Cancerous cells are being found more and more frequently in men and women each year. There are two known causes to this phenomenon: the tumor suppressor genes and proto-oncogenes. They are mutations that occur in the main cells of the body that ultimately lead to the formation of cancer. A single gene mutation is all that is necessary to drive the cancer cells to grow and divide uncontrollably. As this occurs the body cells go into apoptosis; if the patient does not take the necessary steps for immediate treatment he/she will most likely die since cancer cells rapidly begin to encompass the whole body.

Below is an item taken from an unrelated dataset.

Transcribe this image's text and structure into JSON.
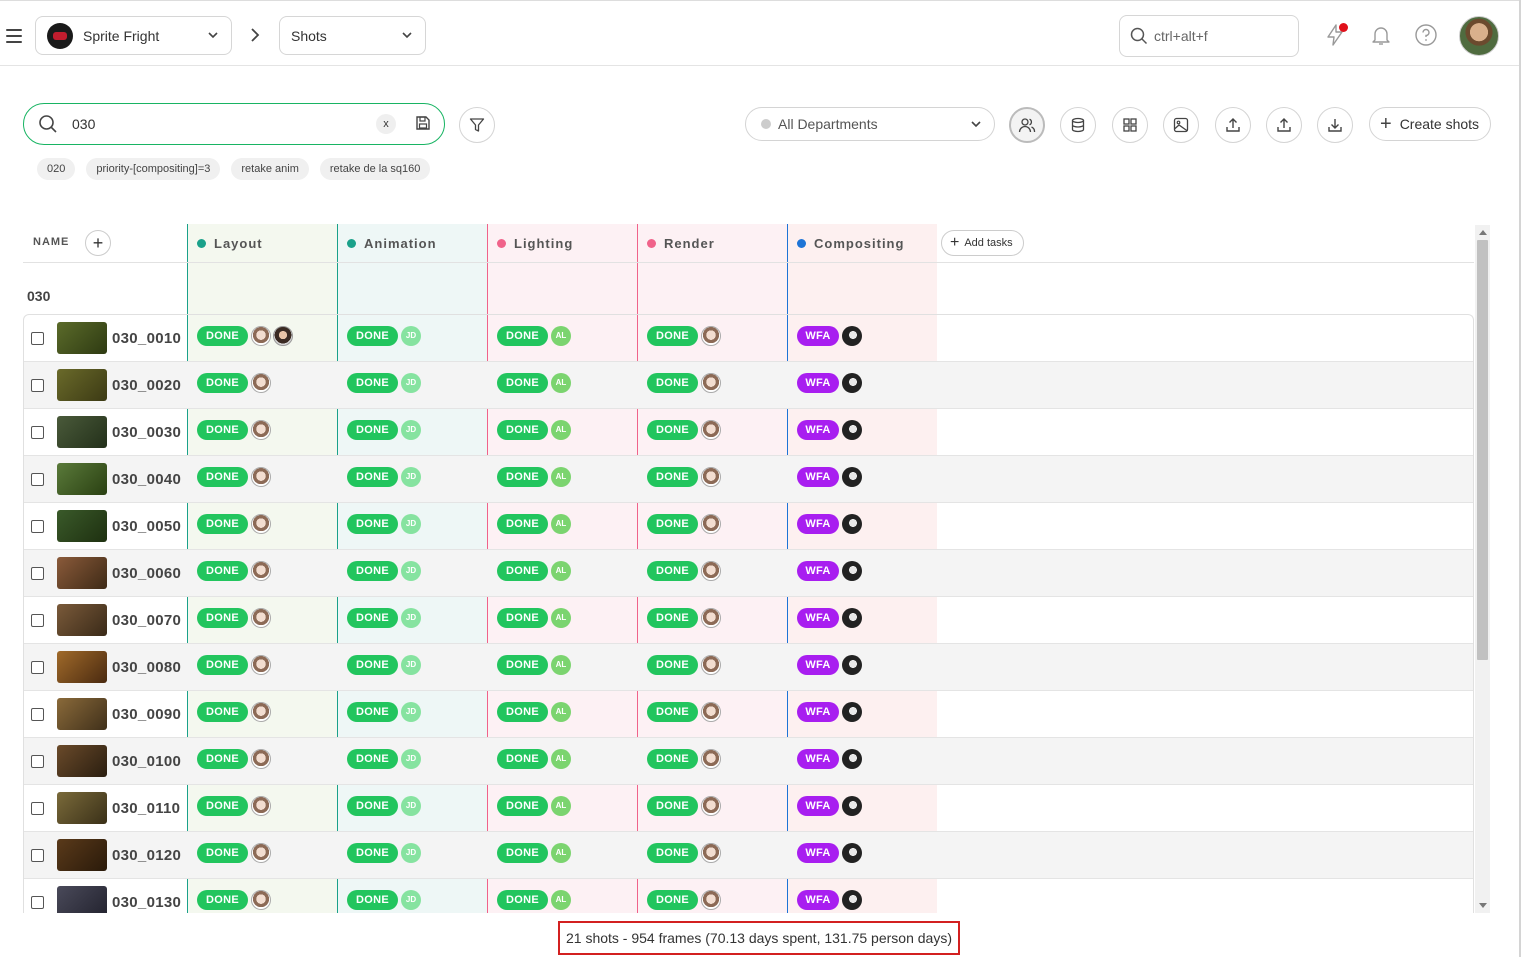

Proto-oncogenes are a group of genes that regulate the function of normal cells in the body, but when mutated cause oncogenes to form; cancerous cells. Proto-oncogenes, when not mutated encode the proteins that are necessary for the function of cell division. They also aid the cells from differentiating and going into cell death. All these steps are necessary for proper human development, but can cause a problem when used in overload. As proto-oncogenes multiply in an excessive amount they form into cancerous cells (oncogenes) which cause rapid cell division, cell differentiation and cell death.
The rapid growth of proto-oncogenes is not the only mechanism that causes oncogenes to become activated, they are also many others. Mutations are one of the many other factors that cause these cancerous cells to form. These may include insertions, deletions, or point mutations in the gene sequences of the proto-oncogenes. This begins to increase transcription and chromosomal copies in the body. Chromosomal translocation of the proto-oncogenes causes the genes to be relocated to a different chromosomal site, this results in higher expression.

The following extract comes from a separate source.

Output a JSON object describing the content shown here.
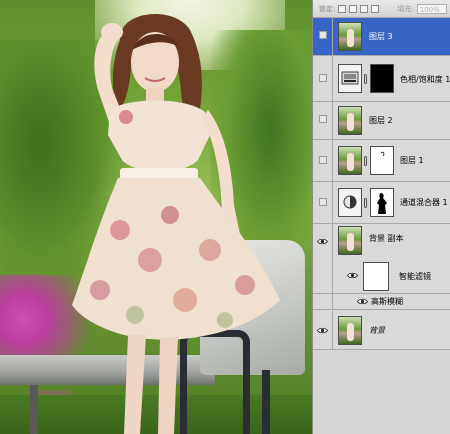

In many other cases chromosomal translocation can form a protein product with oncogenic activity, the only way that this can happen is when a second gene binds with the proto-oncogene and moves with it to a different chromosomal site. 2 Mutations are the main reason that cancer cells form in the body. Just one single gene mutation is all that is necessary for this to occur, but it involves several processes. The cell first undergoes several mutations; this increases proto-oncogene function and decreases the production of tumor suppressor genes.

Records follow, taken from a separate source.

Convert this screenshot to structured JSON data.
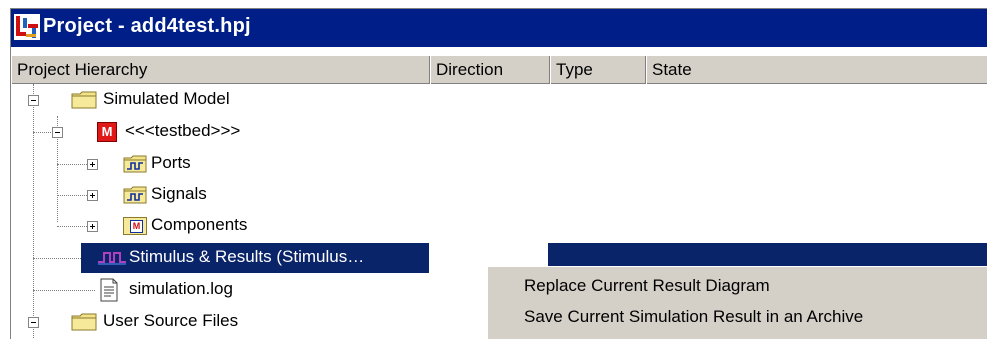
{
  "window": {
    "title": "Project - add4test.hpj"
  },
  "columns": [
    "Project Hierarchy",
    "Direction",
    "Type",
    "State"
  ],
  "tree": {
    "simulated_model": "Simulated Model",
    "testbed": "<<<testbed>>>",
    "testbed_badge": "M",
    "ports": "Ports",
    "signals": "Signals",
    "components": "Components",
    "components_badge": "M",
    "stimulus": "Stimulus & Results (Stimulus…",
    "simulation_log": "simulation.log",
    "user_source_files": "User Source Files"
  },
  "context_menu": {
    "items": [
      "Replace Current Result Diagram",
      "Save Current Simulation Result in an Archive"
    ]
  },
  "colors": {
    "titlebar": "#001e87",
    "selection": "#0a246a",
    "menu_bg": "#d4d0c8"
  }
}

Transformation of normal cells into cancerous cells is now occurring at this point. The chromosomes are now starting to be abnormally produced; this alters the gene sequences on the given chromosomes. As the cells grow rapidly and divide uncontrollably they do not respond well to increased chromosome production which leads to even more abnormal changes in chromosome number as the cells continue to divide.
The cells are now at an instable state; this is all due to the oncogenic genes which are the main reason scientists say cancer occurs. Oncogenic genes that fuse with other mutations are the main cause for the growth, division, and survival of the cancerous cells in the body. As the cancer cells begin to take over the body they form large masses of tissue called tumors.
These are very dangerous to a person’s health and need to be treated immediately as they cause the main systems of the body to be altered and release hormones that change the appearance and function of the body. There are two main types of tumors that can form: benign and malignant. Benign, is the more tolerable tumor that stays in one place and does grow at an uncontrollable rate.
This is in contrast to a malignant tumor which is very severe and dangerous. A malignant tumor can either move through the blood vessels and destroy the healthy tissue or the cell can begin to produce new blood vessels on which it feeds on. The result of uncontrollable tumor growth is called metastasis and it is very hard to treat. The spread of these cancer cells that later on form into tumors is most likely due to the adhesion of the oncogenes as they travel throughout the body.
They adhere to certain regions forming cancerous cells then continue to move on repeating the same process over and over, this 3 results in the formation of a massive tumor tissue. Since oncogenes, unlike normal cells do not go through programmed cell death they just continue to grow and divide destroying the body little by little. One form of cancer that results from these tumors is called breast cancer. Men and women can both obtain this type of cancer but it is more commonly found in women. This begins in the breast cells, which are made up of many microscopic cells but as they begin to grow uncontrollably at a fast rate they form into cancerous cells.
This can either occur in the milk duct region of the breasts; the inner lining or the lobules which is the less common form. Invasive breast cancer is more severe as it can travel throughout other parts of the body and spread into the organs and blood stream. The non-invasive type stays in the breast cell regions where it originated but can eventually break out and form into the invasive type. There is no set cure for cancer but treatment is the necessary step a patient should take to try and resolve this issue.
There are several options which include radiation, chemotherapy, and in regards to breast cancer a mastectomy which is when the cancerous part of the breast tissue is surgically removed. Scientists have been researching for years on ways to cure this terrible disease which strikes men and women every year but no set cure has been discovered. This means that cancer patient’s proto-oncogenes that mutate will continue to form into oncogenes. For this reason cancerous cells will continue to grow, divide, and survive in patients unless the oncogene gene can be suppressed in some way. One mechanism could be to somehow reverse the mutated result of a proto-oncogene but no set research has been found for this to occur.